> [WORK TO BE COMPLETED]
Check every line below for the word "subtitle" and give only the number of lines where it appears.

*** Opening TASK DATA ***

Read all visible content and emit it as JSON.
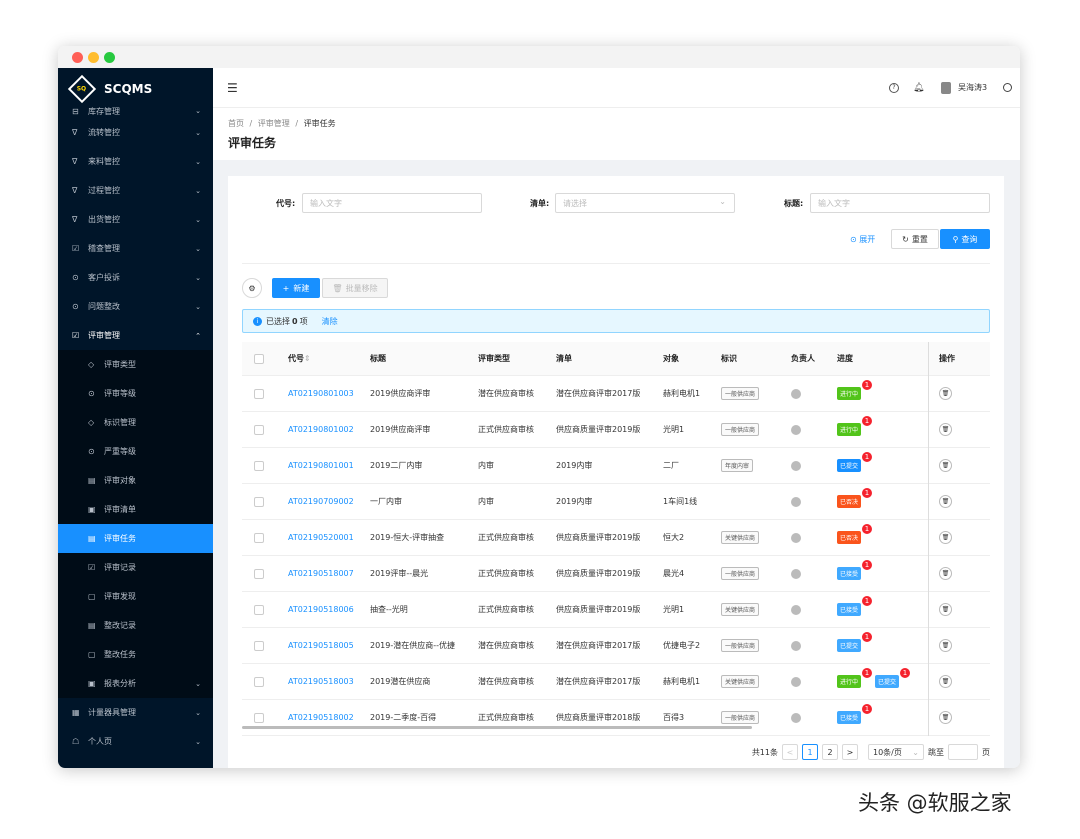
{
  "app": {
    "name": "SCQMS",
    "logo_text": "SQ"
  },
  "sidebar": {
    "items": [
      {
        "icon": "⊟",
        "label": "库存管理"
      },
      {
        "icon": "∇",
        "label": "流转管控"
      },
      {
        "icon": "∇",
        "label": "来料管控"
      },
      {
        "icon": "∇",
        "label": "过程管控"
      },
      {
        "icon": "∇",
        "label": "出货管控"
      },
      {
        "icon": "☑",
        "label": "稽查管理"
      },
      {
        "icon": "⊙",
        "label": "客户投诉"
      },
      {
        "icon": "⊙",
        "label": "问题整改"
      },
      {
        "icon": "☑",
        "label": "评审管理"
      }
    ],
    "sub_items": [
      {
        "icon": "◇",
        "label": "评审类型"
      },
      {
        "icon": "⊙",
        "label": "评审等级"
      },
      {
        "icon": "◇",
        "label": "标识管理"
      },
      {
        "icon": "⊙",
        "label": "严重等级"
      },
      {
        "icon": "▤",
        "label": "评审对象"
      },
      {
        "icon": "▣",
        "label": "评审清单"
      },
      {
        "icon": "▤",
        "label": "评审任务"
      },
      {
        "icon": "☑",
        "label": "评审记录"
      },
      {
        "icon": "▢",
        "label": "评审发现"
      },
      {
        "icon": "▤",
        "label": "整改记录"
      },
      {
        "icon": "▢",
        "label": "整改任务"
      },
      {
        "icon": "▣",
        "label": "报表分析"
      }
    ],
    "bottom_items": [
      {
        "icon": "▦",
        "label": "计量器具管理"
      },
      {
        "icon": "☖",
        "label": "个人页"
      }
    ]
  },
  "header": {
    "user_name": "吴海涛3"
  },
  "breadcrumb": {
    "home": "首页",
    "sep": "/",
    "section": "评审管理",
    "current": "评审任务"
  },
  "page_title": "评审任务",
  "filters": {
    "code_label": "代号:",
    "code_placeholder": "输入文字",
    "list_label": "清单:",
    "list_placeholder": "请选择",
    "title_label": "标题:",
    "title_placeholder": "输入文字",
    "expand": "展开",
    "reset": "重置",
    "query": "查询"
  },
  "toolbar": {
    "new": "新建",
    "batch_remove": "批量移除"
  },
  "selection": {
    "prefix": "已选择",
    "count": "0",
    "suffix": "项",
    "clear": "清除"
  },
  "table": {
    "headers": [
      "代号",
      "标题",
      "评审类型",
      "清单",
      "对象",
      "标识",
      "负责人",
      "进度",
      "操作"
    ],
    "rows": [
      {
        "code": "AT02190801003",
        "title": "2019供应商评审",
        "type": "潜在供应商审核",
        "list": "潜在供应商评审2017版",
        "object": "赫利电机1",
        "tag": "一般供应商",
        "progress": "进行中",
        "pcolor": "#52c41a",
        "badge": "1"
      },
      {
        "code": "AT02190801002",
        "title": "2019供应商评审",
        "type": "正式供应商审核",
        "list": "供应商质量评审2019版",
        "object": "光明1",
        "tag": "一般供应商",
        "progress": "进行中",
        "pcolor": "#52c41a",
        "badge": "1"
      },
      {
        "code": "AT02190801001",
        "title": "2019二厂内审",
        "type": "内审",
        "list": "2019内审",
        "object": "二厂",
        "tag": "年度内审",
        "progress": "已提交",
        "pcolor": "#1890ff",
        "badge": "1"
      },
      {
        "code": "AT02190709002",
        "title": "一厂内审",
        "type": "内审",
        "list": "2019内审",
        "object": "1车间1线",
        "tag": "",
        "progress": "已否决",
        "pcolor": "#fa541c",
        "badge": "1"
      },
      {
        "code": "AT02190520001",
        "title": "2019-恒大-评审抽查",
        "type": "正式供应商审核",
        "list": "供应商质量评审2019版",
        "object": "恒大2",
        "tag": "关键供应商",
        "progress": "已否决",
        "pcolor": "#fa541c",
        "badge": "1"
      },
      {
        "code": "AT02190518007",
        "title": "2019评审--晨光",
        "type": "正式供应商审核",
        "list": "供应商质量评审2019版",
        "object": "晨光4",
        "tag": "一般供应商",
        "progress": "已接受",
        "pcolor": "#40a9ff",
        "badge": "1"
      },
      {
        "code": "AT02190518006",
        "title": "抽查--光明",
        "type": "正式供应商审核",
        "list": "供应商质量评审2019版",
        "object": "光明1",
        "tag": "关键供应商",
        "progress": "已接受",
        "pcolor": "#40a9ff",
        "badge": "1"
      },
      {
        "code": "AT02190518005",
        "title": "2019-潜在供应商--优捷",
        "type": "潜在供应商审核",
        "list": "潜在供应商评审2017版",
        "object": "优捷电子2",
        "tag": "一般供应商",
        "progress": "已提交",
        "pcolor": "#40a9ff",
        "badge": "1"
      },
      {
        "code": "AT02190518003",
        "title": "2019潜在供应商",
        "type": "潜在供应商审核",
        "list": "潜在供应商评审2017版",
        "object": "赫利电机1",
        "tag": "关键供应商",
        "progress": "进行中",
        "pcolor": "#52c41a",
        "badge": "1",
        "progress2": "已提交",
        "pcolor2": "#40a9ff",
        "badge2": "1"
      },
      {
        "code": "AT02190518002",
        "title": "2019-二季度-百得",
        "type": "正式供应商审核",
        "list": "供应商质量评审2018版",
        "object": "百得3",
        "tag": "一般供应商",
        "progress": "已接受",
        "pcolor": "#40a9ff",
        "badge": "1"
      }
    ]
  },
  "pagination": {
    "total": "共11条",
    "page1": "1",
    "page2": "2",
    "page_size": "10条/页",
    "goto": "跳至",
    "page_suffix": "页"
  },
  "watermark": "头条 @软服之家"
}
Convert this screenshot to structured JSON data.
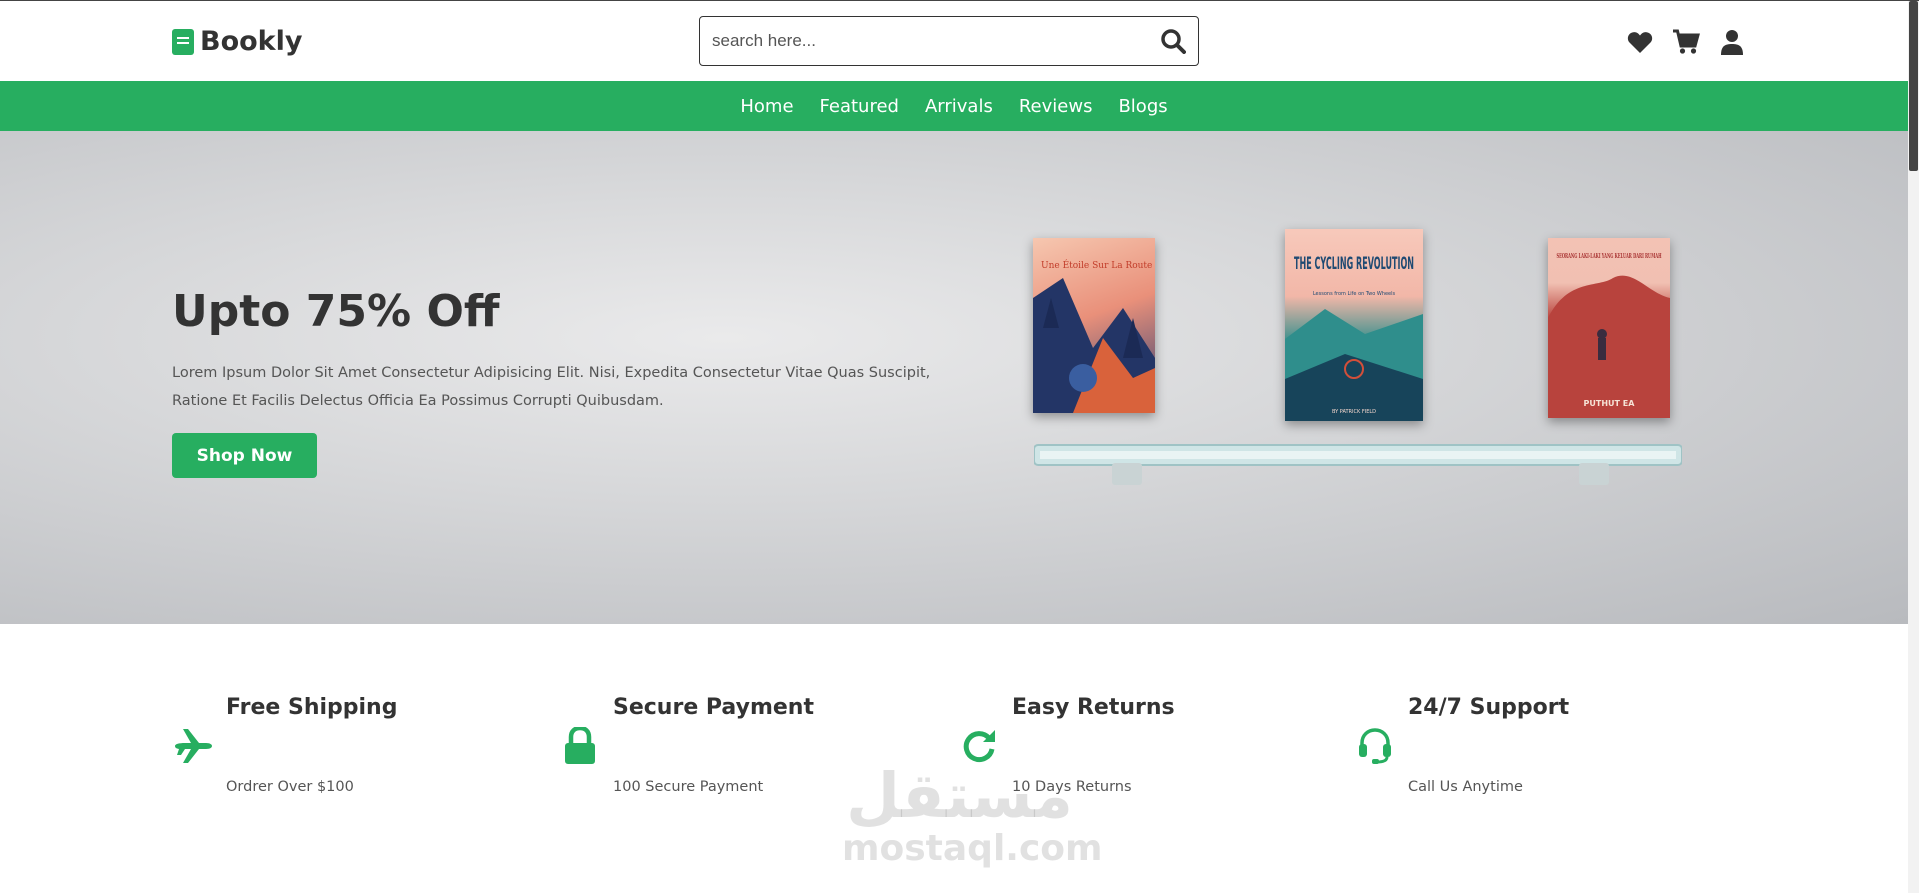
{
  "brand": {
    "name": "Bookly",
    "accent": "#27ae60"
  },
  "search": {
    "placeholder": "search here..."
  },
  "header_icons": [
    "heart-icon",
    "cart-icon",
    "user-icon"
  ],
  "nav": {
    "items": [
      {
        "label": "Home"
      },
      {
        "label": "Featured"
      },
      {
        "label": "Arrivals"
      },
      {
        "label": "Reviews"
      },
      {
        "label": "Blogs"
      }
    ]
  },
  "hero": {
    "title": "Upto 75% Off",
    "description": "Lorem Ipsum Dolor Sit Amet Consectetur Adipisicing Elit. Nisi, Expedita Consectetur Vitae Quas Suscipit, Ratione Et Facilis Delectus Officia Ea Possimus Corrupti Quibusdam.",
    "button_label": "Shop Now",
    "books": [
      {
        "title": "Une Étoile Sur La Route"
      },
      {
        "title": "THE CYCLING REVOLUTION",
        "subtitle": "Lessons from Life on Two Wheels",
        "author": "BY PATRICK FIELD"
      },
      {
        "title": "SEORANG LAKI-LAKI YANG KELUAR DARI RUMAH",
        "author": "PUTHUT EA"
      }
    ]
  },
  "features": [
    {
      "icon": "plane-icon",
      "title": "Free Shipping",
      "subtitle": "Ordrer Over $100"
    },
    {
      "icon": "lock-icon",
      "title": "Secure Payment",
      "subtitle": "100 Secure Payment"
    },
    {
      "icon": "redo-icon",
      "title": "Easy Returns",
      "subtitle": "10 Days Returns"
    },
    {
      "icon": "headset-icon",
      "title": "24/7 Support",
      "subtitle": "Call Us Anytime"
    }
  ],
  "watermark": {
    "arabic": "مستقل",
    "latin": "mostaql.com"
  }
}
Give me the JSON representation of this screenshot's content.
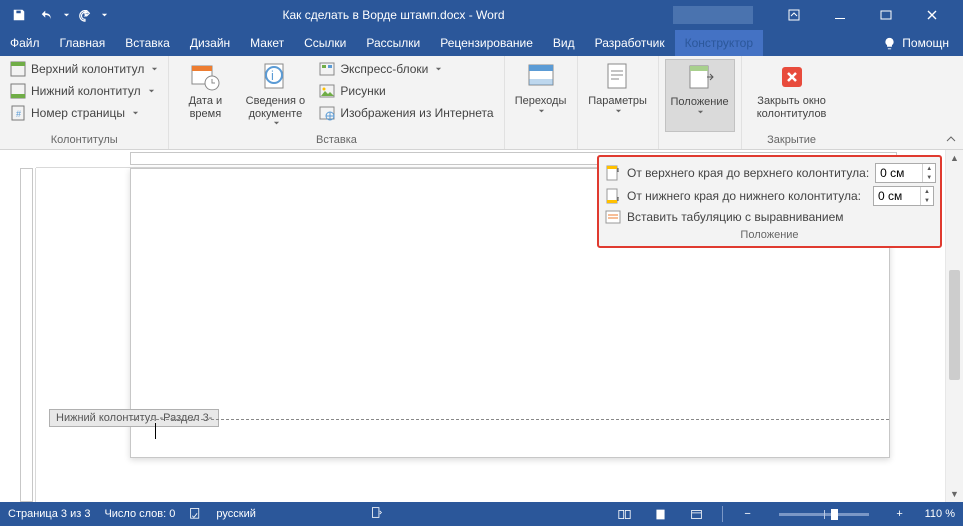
{
  "titlebar": {
    "title": "Как сделать в Ворде штамп.docx - Word"
  },
  "tabs": {
    "file": "Файл",
    "home": "Главная",
    "insert": "Вставка",
    "design": "Дизайн",
    "layout": "Макет",
    "references": "Ссылки",
    "mailings": "Рассылки",
    "review": "Рецензирование",
    "view": "Вид",
    "developer": "Разработчик",
    "constructor": "Конструктор",
    "help": "Помощн"
  },
  "ribbon": {
    "grp_colontitles": {
      "label": "Колонтитулы",
      "header": "Верхний колонтитул",
      "footer": "Нижний колонтитул",
      "pagenum": "Номер страницы"
    },
    "grp_insert": {
      "label": "Вставка",
      "datetime": "Дата и время",
      "docinfo": "Сведения о документе",
      "quickparts": "Экспресс-блоки",
      "pictures": "Рисунки",
      "onlinepics": "Изображения из Интернета"
    },
    "grp_nav": {
      "label": "",
      "transitions": "Переходы"
    },
    "grp_options": {
      "label": "",
      "options": "Параметры"
    },
    "grp_position": {
      "label": "",
      "position": "Положение"
    },
    "grp_close": {
      "label": "Закрытие",
      "close": "Закрыть окно колонтитулов"
    }
  },
  "pospanel": {
    "top_label": "От верхнего края до верхнего колонтитула:",
    "bottom_label": "От нижнего края до нижнего колонтитула:",
    "tab_label": "Вставить табуляцию с выравниванием",
    "top_value": "0 см",
    "bottom_value": "0 см",
    "group_label": "Положение"
  },
  "document": {
    "footer_tag": "Нижний колонтитул -Раздел 3-"
  },
  "status": {
    "page": "Страница 3 из 3",
    "words": "Число слов: 0",
    "lang": "русский",
    "zoom": "110 %"
  }
}
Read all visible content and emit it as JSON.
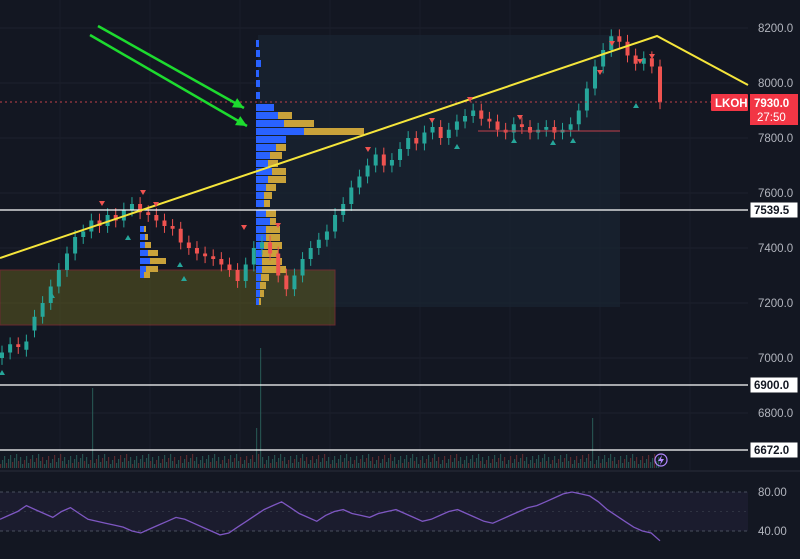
{
  "chart_data": {
    "type": "candlestick",
    "ticker_label": "LKOH",
    "last_price": "7930.0",
    "countdown": "27:50",
    "price_axis": {
      "ticks": [
        "8200.0",
        "8000.0",
        "7800.0",
        "7600.0",
        "7400.0",
        "7200.0",
        "7000.0",
        "6800.0"
      ],
      "ylim": [
        6700,
        8280
      ]
    },
    "horizontal_levels": [
      "7539.5",
      "6900.0",
      "6672.0"
    ],
    "rsi_axis": {
      "ticks": [
        "80.00",
        "40.00"
      ],
      "ylim": [
        20,
        100
      ]
    },
    "trendline_label_points": [
      7850,
      8160,
      8010
    ],
    "rectangle_zone": {
      "from": 7120,
      "to": 7320
    },
    "colors": {
      "background": "#131722",
      "up": "#26a69a",
      "down": "#ef5350",
      "trendline": "#f5e53b",
      "arrows": "#1ddb2f",
      "volume_profile_blue": "#2962ff",
      "volume_profile_gold": "#c9a23a",
      "rsi": "#7e57c2",
      "price_tag": "#f23645",
      "zone_fill": "#5c5a1f"
    },
    "ohlc_series": [
      [
        7000,
        7020
      ],
      [
        7020,
        7050
      ],
      [
        7050,
        7040
      ],
      [
        7030,
        7060
      ],
      [
        7100,
        7150
      ],
      [
        7150,
        7200
      ],
      [
        7200,
        7260
      ],
      [
        7260,
        7320
      ],
      [
        7320,
        7380
      ],
      [
        7380,
        7440
      ],
      [
        7440,
        7460
      ],
      [
        7460,
        7500
      ],
      [
        7500,
        7480
      ],
      [
        7480,
        7520
      ],
      [
        7520,
        7500
      ],
      [
        7500,
        7540
      ],
      [
        7540,
        7560
      ],
      [
        7560,
        7530
      ],
      [
        7530,
        7520
      ],
      [
        7520,
        7500
      ],
      [
        7500,
        7480
      ],
      [
        7480,
        7470
      ],
      [
        7470,
        7420
      ],
      [
        7420,
        7400
      ],
      [
        7400,
        7380
      ],
      [
        7380,
        7370
      ],
      [
        7370,
        7360
      ],
      [
        7360,
        7340
      ],
      [
        7340,
        7320
      ],
      [
        7320,
        7280
      ],
      [
        7280,
        7340
      ],
      [
        7340,
        7400
      ],
      [
        7400,
        7420
      ],
      [
        7420,
        7380
      ],
      [
        7380,
        7300
      ],
      [
        7300,
        7250
      ],
      [
        7250,
        7300
      ],
      [
        7300,
        7360
      ],
      [
        7360,
        7400
      ],
      [
        7400,
        7430
      ],
      [
        7430,
        7460
      ],
      [
        7460,
        7520
      ],
      [
        7520,
        7560
      ],
      [
        7560,
        7620
      ],
      [
        7620,
        7660
      ],
      [
        7660,
        7700
      ],
      [
        7700,
        7740
      ],
      [
        7740,
        7700
      ],
      [
        7700,
        7720
      ],
      [
        7720,
        7760
      ],
      [
        7760,
        7800
      ],
      [
        7800,
        7780
      ],
      [
        7780,
        7820
      ],
      [
        7820,
        7840
      ],
      [
        7840,
        7800
      ],
      [
        7800,
        7830
      ],
      [
        7830,
        7860
      ],
      [
        7860,
        7880
      ],
      [
        7880,
        7900
      ],
      [
        7900,
        7870
      ],
      [
        7870,
        7860
      ],
      [
        7860,
        7830
      ],
      [
        7830,
        7820
      ],
      [
        7820,
        7850
      ],
      [
        7850,
        7840
      ],
      [
        7840,
        7820
      ],
      [
        7820,
        7830
      ],
      [
        7830,
        7840
      ],
      [
        7840,
        7820
      ],
      [
        7820,
        7830
      ],
      [
        7830,
        7850
      ],
      [
        7850,
        7900
      ],
      [
        7900,
        7980
      ],
      [
        7980,
        8060
      ],
      [
        8060,
        8120
      ],
      [
        8120,
        8170
      ],
      [
        8170,
        8150
      ],
      [
        8150,
        8100
      ],
      [
        8100,
        8070
      ],
      [
        8070,
        8090
      ],
      [
        8090,
        8060
      ],
      [
        8060,
        7930
      ]
    ],
    "rsi_series": [
      52,
      56,
      60,
      66,
      62,
      58,
      54,
      60,
      64,
      58,
      52,
      50,
      48,
      46,
      44,
      40,
      38,
      42,
      46,
      50,
      54,
      52,
      48,
      44,
      40,
      36,
      38,
      44,
      50,
      56,
      62,
      66,
      70,
      64,
      58,
      54,
      50,
      56,
      60,
      62,
      58,
      56,
      54,
      58,
      60,
      62,
      58,
      54,
      50,
      52,
      56,
      60,
      62,
      58,
      54,
      50,
      48,
      52,
      56,
      60,
      64,
      66,
      70,
      74,
      78,
      80,
      78,
      76,
      70,
      62,
      56,
      50,
      44,
      40,
      38,
      30
    ]
  }
}
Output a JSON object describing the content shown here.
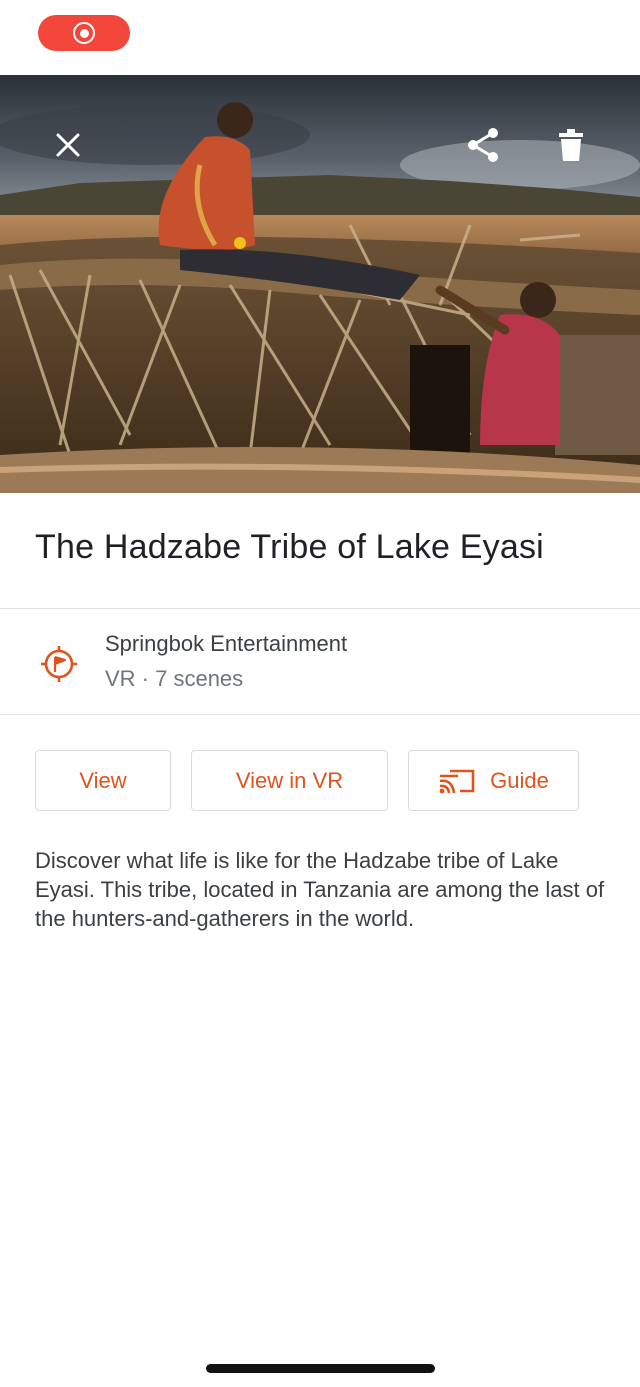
{
  "tour": {
    "title": "The Hadzabe Tribe of Lake Eyasi",
    "publisher": "Springbok Entertainment",
    "meta": "VR · 7 scenes",
    "description": "Discover what life is like for the Hadzabe tribe of Lake Eyasi. This tribe, located in Tanzania are among the last of the hunters-and-gatherers in the world."
  },
  "actions": {
    "view": "View",
    "view_vr": "View in VR",
    "guide": "Guide"
  },
  "icons": {
    "record": "screen-record-icon",
    "close": "close-icon",
    "share": "share-icon",
    "delete": "trash-icon",
    "publisher": "compass-flag-icon",
    "guide": "cast-guide-icon"
  },
  "colors": {
    "accent": "#e0531c",
    "record": "#f2473a"
  }
}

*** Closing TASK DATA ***

> [SOLVED EXERCISE]
5